    Close,I too do not believe she committed suicide, or murdered her children. I do however know that the Geis’ were in a transition….be it whatever….which doesn’t matter except that it could explain all “3” of these murders…….or not, but the underlying issue is: There were “3” murders that day, not 2……

  71. Bill says:

    I knew Jeanmarie back when she worked at the Cafe Society Coffee Company. No matter what happened, I will remember Jeanmarie Tolle as I knew her: beautiful, smart and funny. I am very skeptical of the idea she would kill her own children – I’d be more apt to believe she reacted to discovering their deaths by killing herself.

    By the way, lesbianism and bisexuality don’t kill people – but, people who hate lesbians and bisexuals occasionally kill people. I’d look there for some motivc.

  72. Jordan says:

    Let’s see… couple w/ two children are in business together; third man claims to have had a “relationship” with the wife, and that the marriage was “dissolving”; dissolution of marriage would necessitate dissolution, sale or other break-up of high-profile real estate business with resultant losses, close examination of books, etc.; there are several reports of attacks on wife, at least one of which involves documented but non-life-threatening injury to husband (who appears to have let intruders in); wife and children then die tragically while husband has iron-clad alibi, and death scene shows signs of another possible intrusion; husband claims to have no memory of attack in which he was injured, and further claims that marriage was fine and healthy; husband retains high-profile real estate business (without necessity of an audit) and reaps benefits of publicity and public sympathy.

    Hmmm… I think “suicide” can be staged – especially when there are children present to be used to compel cooperation of victim – and that murder can be hired.
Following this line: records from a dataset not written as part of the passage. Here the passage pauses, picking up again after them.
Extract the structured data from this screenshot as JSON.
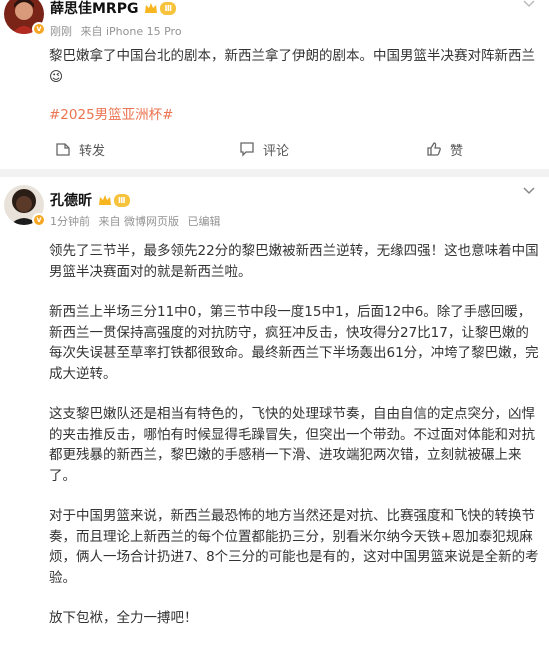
{
  "colors": {
    "hashtag": "#eb7350",
    "meta": "#939393",
    "badge": "#f7c23c",
    "verify": "#f5a623"
  },
  "posts": [
    {
      "author": "薛思佳MRPG",
      "level_badge": "Ⅲ",
      "meta": {
        "time": "刚刚",
        "source": "来自 iPhone 15 Pro"
      },
      "paragraphs": [
        "黎巴嫩拿了中国台北的剧本，新西兰拿了伊朗的剧本。中国男篮半决赛对阵新西兰😉"
      ],
      "hashtag": "#2025男篮亚洲杯#",
      "actions": {
        "repost": "转发",
        "comment": "评论",
        "like": "赞"
      }
    },
    {
      "author": "孔德昕",
      "level_badge": "Ⅲ",
      "meta": {
        "time": "1分钟前",
        "source": "来自 微博网页版",
        "edited": "已编辑"
      },
      "paragraphs": [
        "领先了三节半，最多领先22分的黎巴嫩被新西兰逆转，无缘四强！这也意味着中国男篮半决赛面对的就是新西兰啦。",
        "新西兰上半场三分11中0，第三节中段一度15中1，后面12中6。除了手感回暖，新西兰一贯保持高强度的对抗防守，疯狂冲反击，快攻得分27比17，让黎巴嫩的每次失误甚至草率打铁都很致命。最终新西兰下半场轰出61分，冲垮了黎巴嫩，完成大逆转。",
        "这支黎巴嫩队还是相当有特色的，飞快的处理球节奏，自由自信的定点突分，凶悍的夹击推反击，哪怕有时候显得毛躁冒失，但突出一个带劲。不过面对体能和对抗都更残暴的新西兰，黎巴嫩的手感稍一下滑、进攻端犯两次错，立刻就被碾上来了。",
        "对于中国男篮来说，新西兰最恐怖的地方当然还是对抗、比赛强度和飞快的转换节奏，而且理论上新西兰的每个位置都能扔三分，别看米尔纳今天铁+恩加泰犯规麻烦，俩人一场合计扔进7、8个三分的可能也是有的，这对中国男篮来说是全新的考验。",
        "放下包袱，全力一搏吧！"
      ]
    }
  ]
}
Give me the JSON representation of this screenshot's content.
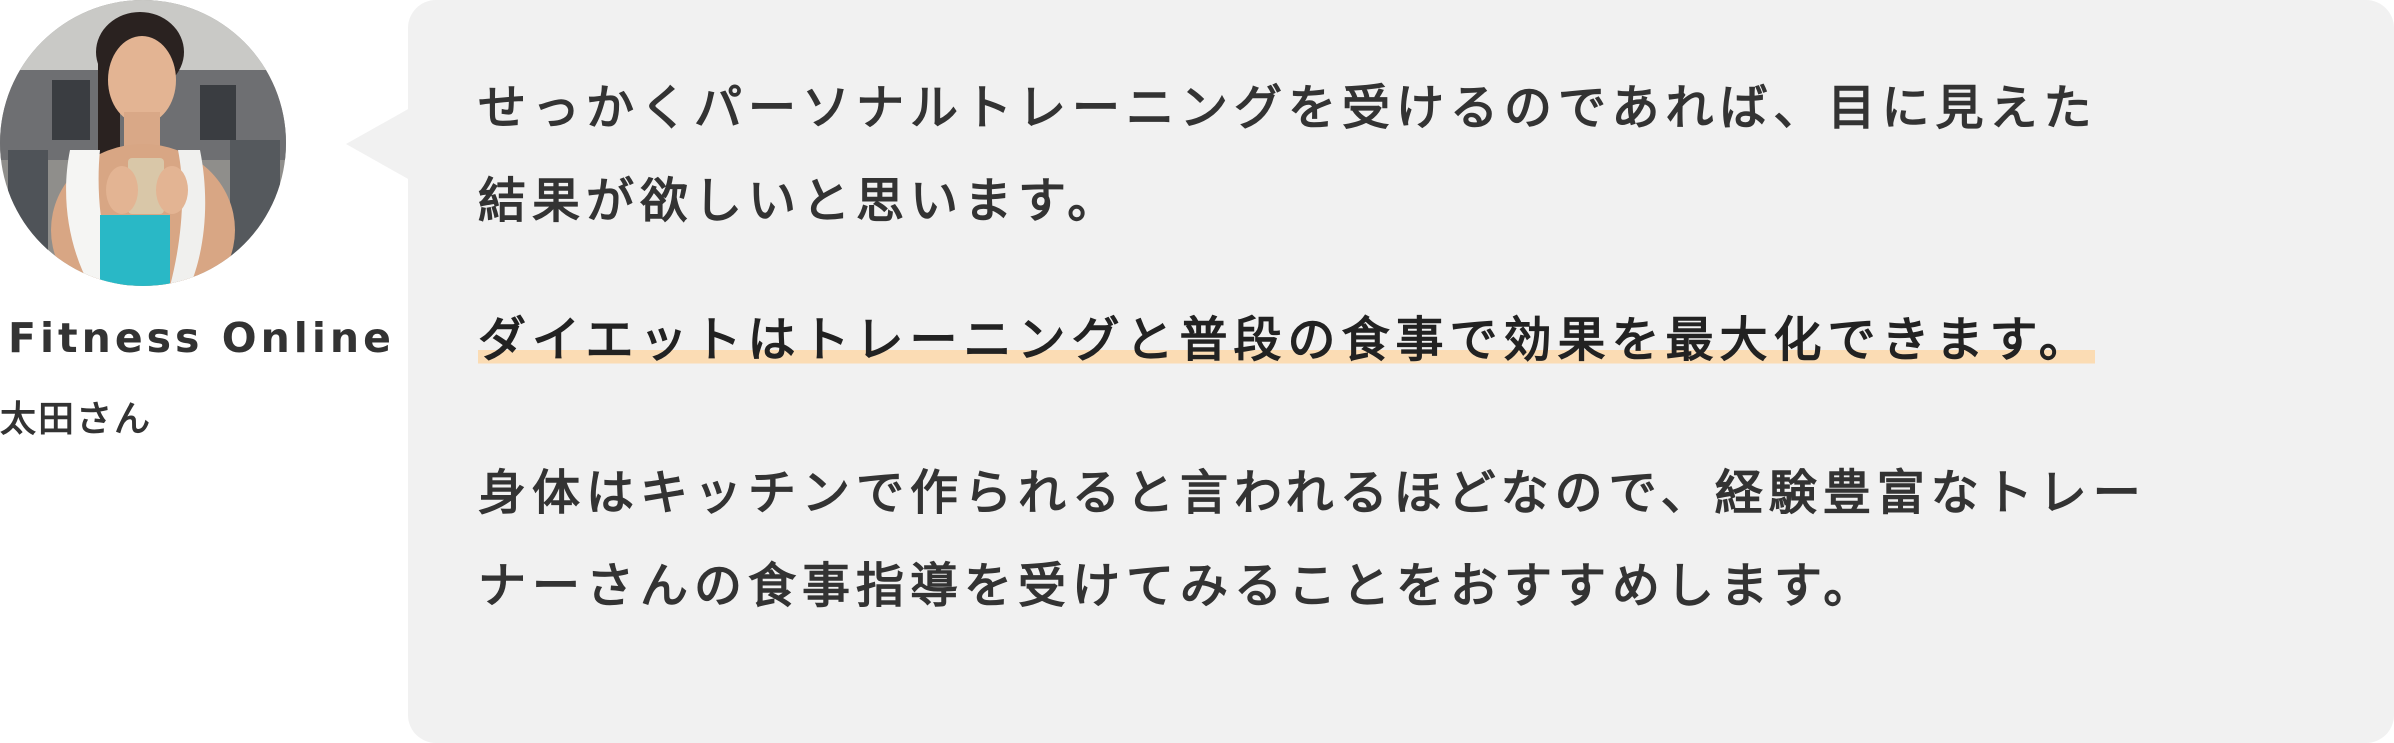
{
  "profile": {
    "avatar_alt": "太田さん",
    "site_name": "Fitness Online",
    "author_name": "太田さん"
  },
  "comment": {
    "paragraph1_line1": "せっかくパーソナルトレーニングを受けるのであれば、目に見えた",
    "paragraph1_line2": "結果が欲しいと思います。",
    "highlight": "ダイエットはトレーニングと普段の食事で効果を最大化できます。",
    "paragraph3_line1": "身体はキッチンで作られると言われるほどなので、経験豊富なトレー",
    "paragraph3_line2": "ナーさんの食事指導を受けてみることをおすすめします。"
  },
  "colors": {
    "bubble_background": "#f1f1f1",
    "highlight_marker": "#fbdcb4",
    "text": "#333333"
  }
}
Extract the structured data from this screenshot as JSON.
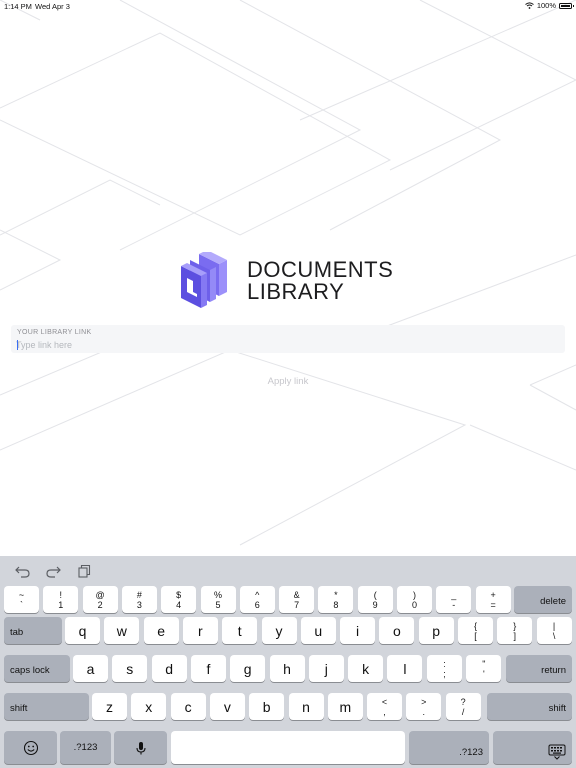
{
  "status_bar": {
    "time": "1:14 PM",
    "date": "Wed Apr 3",
    "battery": "100%"
  },
  "brand": {
    "line1": "DOCUMENTS",
    "line2": "LIBRARY"
  },
  "link_field": {
    "label": "YOUR LIBRARY LINK",
    "placeholder": "Type link here",
    "value": ""
  },
  "apply_label": "Apply link",
  "keyboard": {
    "number_row": [
      [
        "~",
        "`"
      ],
      [
        "!",
        "1"
      ],
      [
        "@",
        "2"
      ],
      [
        "#",
        "3"
      ],
      [
        "$",
        "4"
      ],
      [
        "%",
        "5"
      ],
      [
        "^",
        "6"
      ],
      [
        "&",
        "7"
      ],
      [
        "*",
        "8"
      ],
      [
        "(",
        "9"
      ],
      [
        ")",
        "0"
      ],
      [
        "_",
        "-"
      ],
      [
        "+",
        "="
      ]
    ],
    "delete": "delete",
    "tab": "tab",
    "row_qwerty": [
      "q",
      "w",
      "e",
      "r",
      "t",
      "y",
      "u",
      "i",
      "o",
      "p"
    ],
    "row_qwerty_punct": [
      [
        "{",
        "["
      ],
      [
        "}",
        "]"
      ],
      [
        "|",
        "\\"
      ]
    ],
    "caps_lock": "caps lock",
    "row_home": [
      "a",
      "s",
      "d",
      "f",
      "g",
      "h",
      "j",
      "k",
      "l"
    ],
    "row_home_punct": [
      [
        ":",
        ";"
      ],
      [
        "\"",
        "'"
      ]
    ],
    "return": "return",
    "shift": "shift",
    "row_bottom": [
      "z",
      "x",
      "c",
      "v",
      "b",
      "n",
      "m"
    ],
    "row_bottom_punct": [
      [
        "<",
        ","
      ],
      [
        ">",
        "."
      ],
      [
        "?",
        "/"
      ]
    ],
    "numbers_key": ".?123"
  }
}
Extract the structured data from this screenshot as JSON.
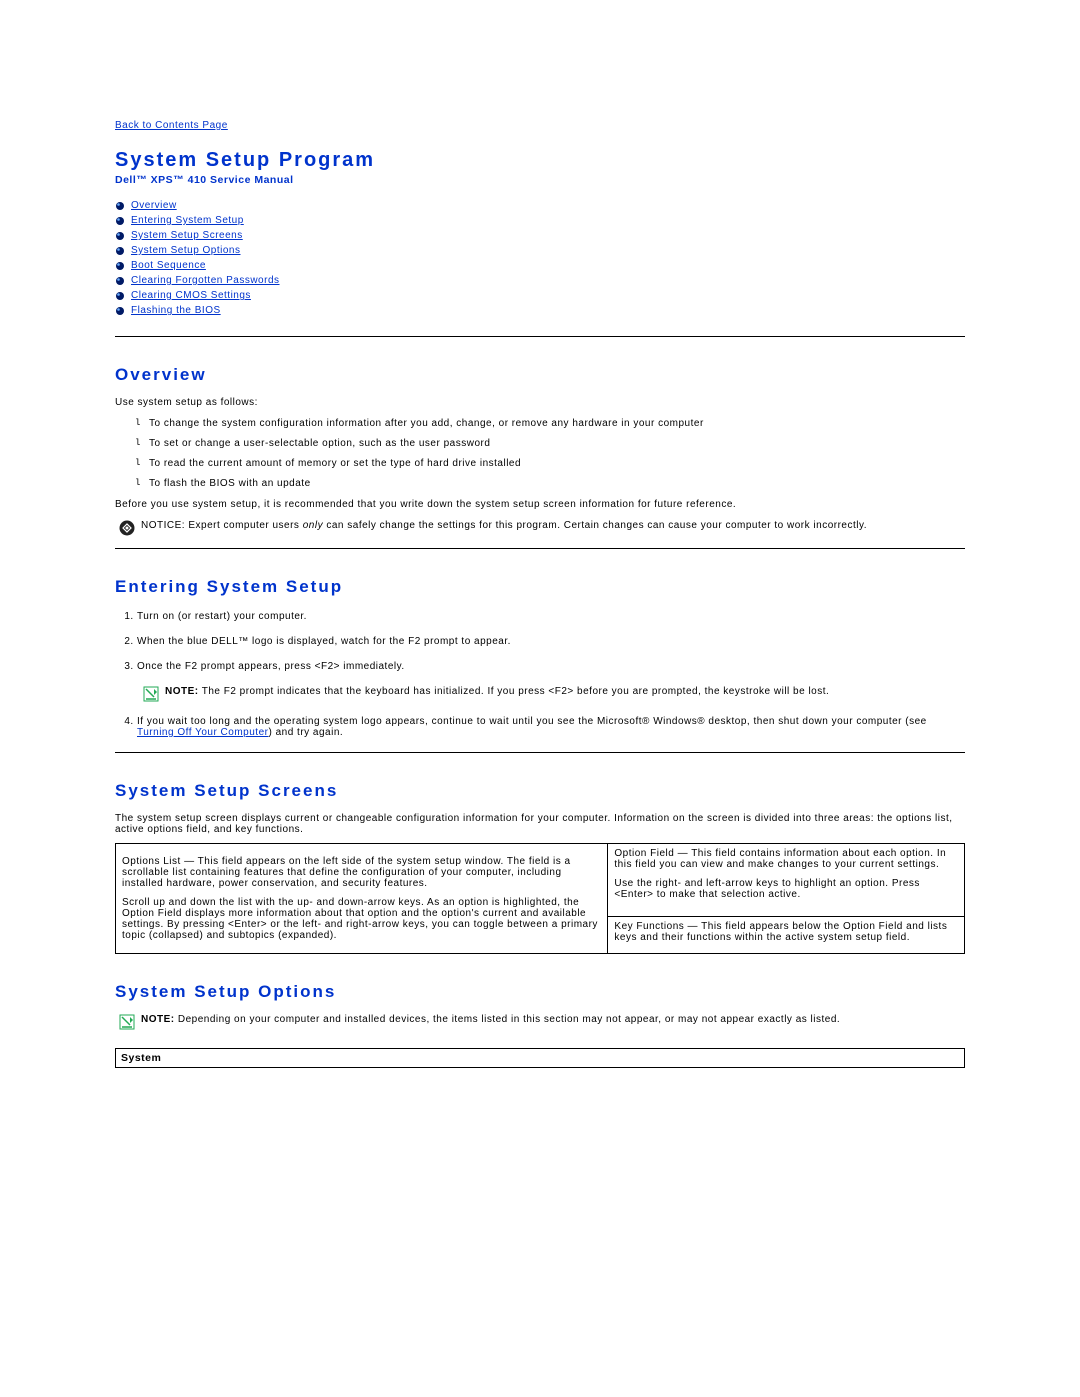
{
  "back_link": "Back to Contents Page",
  "title": "System Setup Program",
  "subtitle": "Dell™ XPS™ 410 Service Manual",
  "toc": [
    "Overview",
    "Entering System Setup",
    "System Setup Screens",
    "System Setup Options",
    "Boot Sequence",
    "Clearing Forgotten Passwords",
    "Clearing CMOS Settings",
    "Flashing the BIOS"
  ],
  "overview": {
    "heading": "Overview",
    "intro": "Use system setup as follows:",
    "bullets": [
      "To change the system configuration information after you add, change, or remove any hardware in your computer",
      "To set or change a user-selectable option, such as the user password",
      "To read the current amount of memory or set the type of hard drive installed",
      "To flash the BIOS with an update"
    ],
    "rec": "Before you use system setup, it is recommended that you write down the system setup screen information for future reference.",
    "notice_label": "NOTICE:",
    "notice_pre": " Expert computer users ",
    "notice_only": "only",
    "notice_post": " can safely change the settings for this program. Certain changes can cause your computer to work incorrectly."
  },
  "entering": {
    "heading": "Entering System Setup",
    "step1": "Turn on (or restart) your computer.",
    "step2": "When the blue DELL™ logo is displayed, watch for the F2 prompt to appear.",
    "step3": "Once the F2 prompt appears, press <F2> immediately.",
    "note_label": "NOTE:",
    "note_text": " The F2 prompt indicates that the keyboard has initialized. If you press <F2> before you are prompted, the keystroke will be lost.",
    "step4_pre": "If you wait too long and the operating system logo appears, continue to wait until you see the Microsoft® Windows® desktop, then shut down your computer (see ",
    "step4_link": "Turning Off Your Computer",
    "step4_post": ") and try again."
  },
  "screens": {
    "heading": "System Setup Screens",
    "intro": "The system setup screen displays current or changeable configuration information for your computer. Information on the screen is divided into three areas: the options list, active options field, and key functions.",
    "left_p1": "Options List — This field appears on the left side of the system setup window. The field is a scrollable list containing features that define the configuration of your computer, including installed hardware, power conservation, and security features.",
    "left_p2": "Scroll up and down the list with the up- and down-arrow keys. As an option is highlighted, the Option Field displays more information about that option and the option's current and available settings. By pressing <Enter> or the left- and right-arrow keys, you can toggle between a primary topic (collapsed) and subtopics (expanded).",
    "right1_p1": "Option Field — This field contains information about each option. In this field you can view and make changes to your current settings.",
    "right1_p2": "Use the right- and left-arrow keys to highlight an option. Press <Enter> to make that selection active.",
    "right2": "Key Functions — This field appears below the Option Field and lists keys and their functions within the active system setup field."
  },
  "options": {
    "heading": "System Setup Options",
    "note_label": "NOTE:",
    "note_text": " Depending on your computer and installed devices, the items listed in this section may not appear, or may not appear exactly as listed.",
    "row1": "System"
  }
}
And if the murder-for-hire fails the first time because the intended victim escapes, you can always try, try again. Something seems just a little too convenient about this “suicide”, all in all.

    I wonder how long before the bereaved husband and father turns up with a new girlfriend – or perhaps boyfriend.

    I hope SOMEBODY keeps digging.